Ok so if we push away the idea that bras are worn for comfort, what do we have left? Aesthetics and societal pressure. This is starting to sound like something a feminist would not be very happy with.
In fact, some feminists haven’t been happy for a while. In the 1960s and 1970s, the argument that the bra shapes women’s bodies to male expectations began to be formed. In 1970, the bra-burning movement was initiated, an occurrence I am frequently reminded of when declaring myself as a feminist. (Because apparently it’s all fine and dandy until you torch your underwear.) In reality most women didn’t actually burn their bras, many just decided not to wear them in protest.
In the 1980s, a bunch of feminists took the opinion that women without bras shock and anger men because men think that they own breasts and so it should be them who gets to remove the bra. They said that bras serve as barriers to the touch and that young girls are indoctrinated into wearing them, training bras being basically unnecessary for anything else. If you think about it, do twelve-year-olds really need to be trained to wear clothes? I know there can be some tricky clasps, but it seems a little much.

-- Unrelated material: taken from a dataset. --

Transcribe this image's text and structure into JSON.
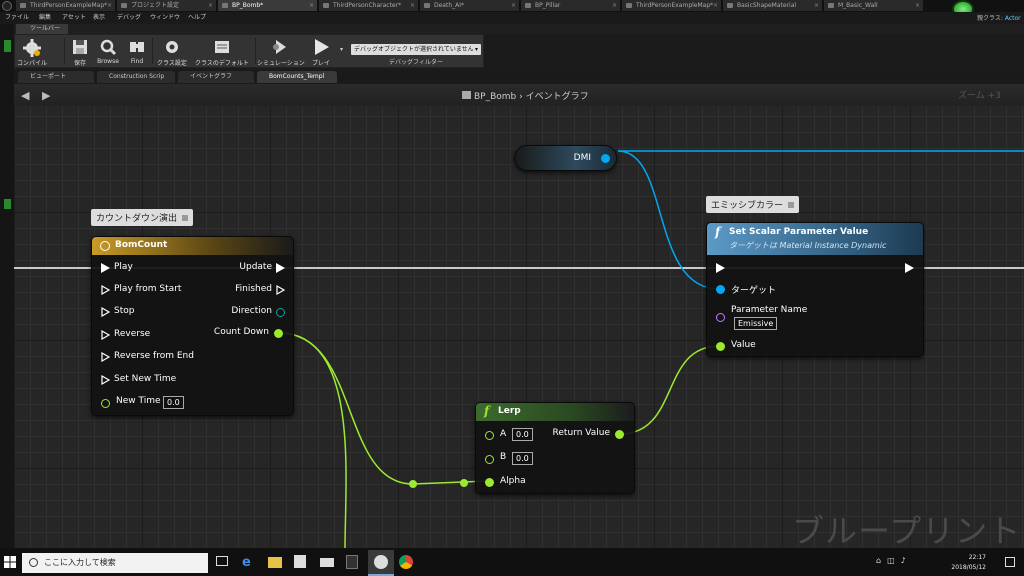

Lately, I haven’t seen so much literature or heat surrounding the topic of bras. Feminism is gaining real potential and real momentum the ole burning bras bit seems a little trivial in the face of HeForShe and #freekesha.

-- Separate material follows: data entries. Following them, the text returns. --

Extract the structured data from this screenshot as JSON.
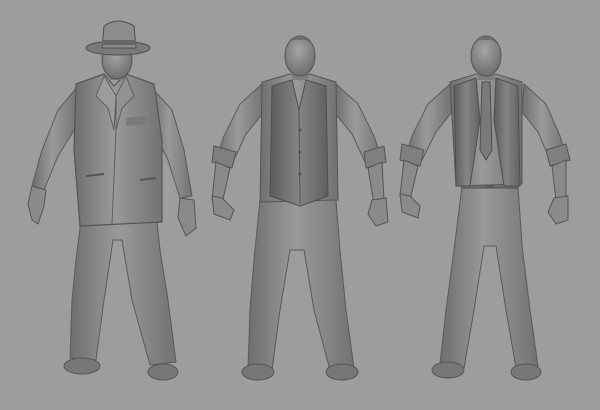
{
  "scene": {
    "background_color": "#9d9d9d",
    "clay_color": "#8c8c8c",
    "figures": [
      {
        "id": "suit-and-hat",
        "outfit": "suit-jacket-with-fedora"
      },
      {
        "id": "vest-and-shirt",
        "outfit": "vest-with-rolled-sleeves"
      },
      {
        "id": "open-vest-with-tie",
        "outfit": "open-vest-with-tie-and-belt"
      }
    ]
  }
}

Except is it? Because despite the fact I have managed to trash all of the justifications for wearing a bra, I’m still suffering (not quite) in silence. Honestly, I think the motivation is societal: I was told to wear one and I always have. And I’ll probably continue to do so.
A few people I questioned tried to tell me that I was looking too deeply into the issue, that you can find evidence of patriarchal power in anything if you look hard enough. And whilst it’s true I once saw someone argue that toasters are sexist, a method of perpetuation is belittlement and denial. Really the most important thing to remember is that a person has a choice: Should they wear a bra or not? That choice should be theirs and only theirs. If you genuinely find wearing a bra to bed more comfortable, or you are empowered by your choice of lingerie, or you are a terribly unfortunate sufferer of sweating and slapping, then I won’t dispute your decision. No one should. Maybe just think about it when you get dressed in the morning. Are you saying bravo or bra-no?
This article was written by Steph Bailey. Please send an email to firstname.lastname@example.org to get in touch.
Photo Credit: Steph Bailey